Miguel Quiñones describes today’s business climate with an age-old saying: “The only constant is change.”
“With competition coming from the other side of the globe and over the Internet, the rate of change has accelerated. Organizations must constantly adapt to survive,” says Quiñones, who joined SMU’s Cox School of Business as the Marilyn and Leo Corrigan Endowed Professor of Management and Organizations in 2006.
Quiñones focuses much of his research on individuals working in these organizations, including his new study, “Explaining Differences in Reactions to Organizational Change: The Role of an Individual’s Stage of Change.” The study began in 2005, while Quiñones was a U.S. Fulbright Scholar and visiting professor at Pontificia Universidad Catolica in Santiago, Chile. There he met David Huepe, a graduate student and consultant to the Chilean investigative police, which was significantly changing how it hired detectives – and creating conflict between managers and subordinates in the process.

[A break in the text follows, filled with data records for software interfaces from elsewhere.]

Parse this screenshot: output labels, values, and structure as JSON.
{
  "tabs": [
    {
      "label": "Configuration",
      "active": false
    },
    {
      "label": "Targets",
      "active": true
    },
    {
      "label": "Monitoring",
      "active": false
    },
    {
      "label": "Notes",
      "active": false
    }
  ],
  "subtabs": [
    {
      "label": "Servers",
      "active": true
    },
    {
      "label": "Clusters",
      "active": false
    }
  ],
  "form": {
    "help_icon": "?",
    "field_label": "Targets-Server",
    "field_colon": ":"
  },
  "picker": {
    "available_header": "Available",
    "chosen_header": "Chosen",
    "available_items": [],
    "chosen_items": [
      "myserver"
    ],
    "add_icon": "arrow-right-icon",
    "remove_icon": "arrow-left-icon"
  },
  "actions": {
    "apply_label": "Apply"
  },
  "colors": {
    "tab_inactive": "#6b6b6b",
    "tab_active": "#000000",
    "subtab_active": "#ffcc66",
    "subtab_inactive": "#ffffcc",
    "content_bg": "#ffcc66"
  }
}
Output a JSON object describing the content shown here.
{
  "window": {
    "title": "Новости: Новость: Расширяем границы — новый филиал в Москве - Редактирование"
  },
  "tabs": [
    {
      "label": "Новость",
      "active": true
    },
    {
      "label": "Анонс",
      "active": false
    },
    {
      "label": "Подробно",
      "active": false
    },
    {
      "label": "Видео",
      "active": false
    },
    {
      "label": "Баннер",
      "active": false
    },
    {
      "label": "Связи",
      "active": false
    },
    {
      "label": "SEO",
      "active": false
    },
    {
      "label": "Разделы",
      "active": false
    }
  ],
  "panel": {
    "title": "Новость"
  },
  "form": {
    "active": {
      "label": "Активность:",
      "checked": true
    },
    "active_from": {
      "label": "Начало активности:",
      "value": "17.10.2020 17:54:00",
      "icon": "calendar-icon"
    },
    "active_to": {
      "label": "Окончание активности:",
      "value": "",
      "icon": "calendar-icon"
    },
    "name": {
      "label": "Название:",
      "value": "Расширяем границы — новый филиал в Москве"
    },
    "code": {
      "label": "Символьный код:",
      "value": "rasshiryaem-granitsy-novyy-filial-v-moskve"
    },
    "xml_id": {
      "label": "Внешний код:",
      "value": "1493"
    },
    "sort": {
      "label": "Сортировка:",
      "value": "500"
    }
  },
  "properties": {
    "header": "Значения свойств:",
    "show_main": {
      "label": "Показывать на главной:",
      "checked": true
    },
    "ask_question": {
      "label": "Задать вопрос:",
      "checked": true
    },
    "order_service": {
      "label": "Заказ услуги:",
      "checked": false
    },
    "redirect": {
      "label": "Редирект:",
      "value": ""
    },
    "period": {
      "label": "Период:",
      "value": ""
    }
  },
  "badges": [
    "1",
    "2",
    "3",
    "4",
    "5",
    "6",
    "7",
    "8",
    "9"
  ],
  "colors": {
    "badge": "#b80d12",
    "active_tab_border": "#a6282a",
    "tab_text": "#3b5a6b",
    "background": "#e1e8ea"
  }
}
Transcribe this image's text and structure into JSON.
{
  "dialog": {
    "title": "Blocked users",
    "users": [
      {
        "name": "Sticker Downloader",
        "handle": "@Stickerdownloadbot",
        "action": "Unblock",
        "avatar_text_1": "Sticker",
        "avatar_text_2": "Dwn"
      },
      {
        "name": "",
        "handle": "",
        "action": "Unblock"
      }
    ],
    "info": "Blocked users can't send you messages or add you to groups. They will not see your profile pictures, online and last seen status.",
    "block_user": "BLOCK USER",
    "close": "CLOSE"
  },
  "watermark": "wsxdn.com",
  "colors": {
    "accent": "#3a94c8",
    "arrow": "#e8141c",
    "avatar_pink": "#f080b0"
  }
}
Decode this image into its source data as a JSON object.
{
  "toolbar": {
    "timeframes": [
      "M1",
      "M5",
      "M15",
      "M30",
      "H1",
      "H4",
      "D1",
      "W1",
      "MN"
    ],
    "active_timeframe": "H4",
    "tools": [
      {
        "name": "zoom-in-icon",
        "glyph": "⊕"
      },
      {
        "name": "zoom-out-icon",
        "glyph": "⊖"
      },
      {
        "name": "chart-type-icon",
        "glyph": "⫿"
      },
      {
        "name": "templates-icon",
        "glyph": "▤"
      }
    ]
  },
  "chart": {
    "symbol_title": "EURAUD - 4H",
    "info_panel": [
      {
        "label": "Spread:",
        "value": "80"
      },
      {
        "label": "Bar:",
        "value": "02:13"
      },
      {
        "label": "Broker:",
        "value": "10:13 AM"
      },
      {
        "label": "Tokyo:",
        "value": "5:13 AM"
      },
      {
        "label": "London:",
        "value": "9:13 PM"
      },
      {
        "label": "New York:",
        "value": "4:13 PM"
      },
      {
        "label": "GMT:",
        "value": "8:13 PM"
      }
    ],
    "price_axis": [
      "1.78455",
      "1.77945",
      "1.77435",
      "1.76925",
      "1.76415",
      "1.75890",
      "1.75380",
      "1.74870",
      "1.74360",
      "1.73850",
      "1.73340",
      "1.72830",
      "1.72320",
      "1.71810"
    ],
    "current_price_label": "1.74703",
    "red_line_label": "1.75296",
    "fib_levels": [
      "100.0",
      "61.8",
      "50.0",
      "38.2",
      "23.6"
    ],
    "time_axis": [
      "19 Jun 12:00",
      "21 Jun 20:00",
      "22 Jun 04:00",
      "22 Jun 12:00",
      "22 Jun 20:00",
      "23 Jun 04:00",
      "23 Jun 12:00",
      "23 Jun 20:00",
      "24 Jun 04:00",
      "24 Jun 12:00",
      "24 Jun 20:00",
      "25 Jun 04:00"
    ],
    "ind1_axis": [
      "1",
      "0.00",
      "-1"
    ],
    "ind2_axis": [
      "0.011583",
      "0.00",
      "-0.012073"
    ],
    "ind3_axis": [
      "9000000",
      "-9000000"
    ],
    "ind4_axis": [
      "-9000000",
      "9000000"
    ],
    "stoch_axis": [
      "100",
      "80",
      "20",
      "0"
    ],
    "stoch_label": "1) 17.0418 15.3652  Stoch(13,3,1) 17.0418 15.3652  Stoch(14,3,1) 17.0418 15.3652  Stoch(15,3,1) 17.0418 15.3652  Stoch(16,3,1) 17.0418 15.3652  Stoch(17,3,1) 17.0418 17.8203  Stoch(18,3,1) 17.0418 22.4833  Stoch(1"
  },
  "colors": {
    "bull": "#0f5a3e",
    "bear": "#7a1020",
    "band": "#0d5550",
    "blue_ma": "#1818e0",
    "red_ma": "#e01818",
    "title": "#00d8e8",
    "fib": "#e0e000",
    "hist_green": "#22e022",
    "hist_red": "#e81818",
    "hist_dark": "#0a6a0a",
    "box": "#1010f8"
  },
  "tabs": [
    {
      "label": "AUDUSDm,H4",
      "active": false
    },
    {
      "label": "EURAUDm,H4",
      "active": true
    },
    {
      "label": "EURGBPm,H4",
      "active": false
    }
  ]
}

In developing a survey that Quiñones and Huepe gave to 580 officers in Santiago, they drew from a 1994 model that identified five necessary stages for lasting change – precontemplation, contemplation, preparation, action and maintenance – and demonstrated that different techniques are needed to move individuals from one stage to the next. Their survey found more managers at the action stage, when they felt genuinely committed to the change, and more subordinates at the early stages, where they felt forced to change. “When making a change, organizations clearly must not assume that everyone is at the same place,” Quiñones says. “If they don’t lead individuals through the process, the change isn’t likely to take hold.”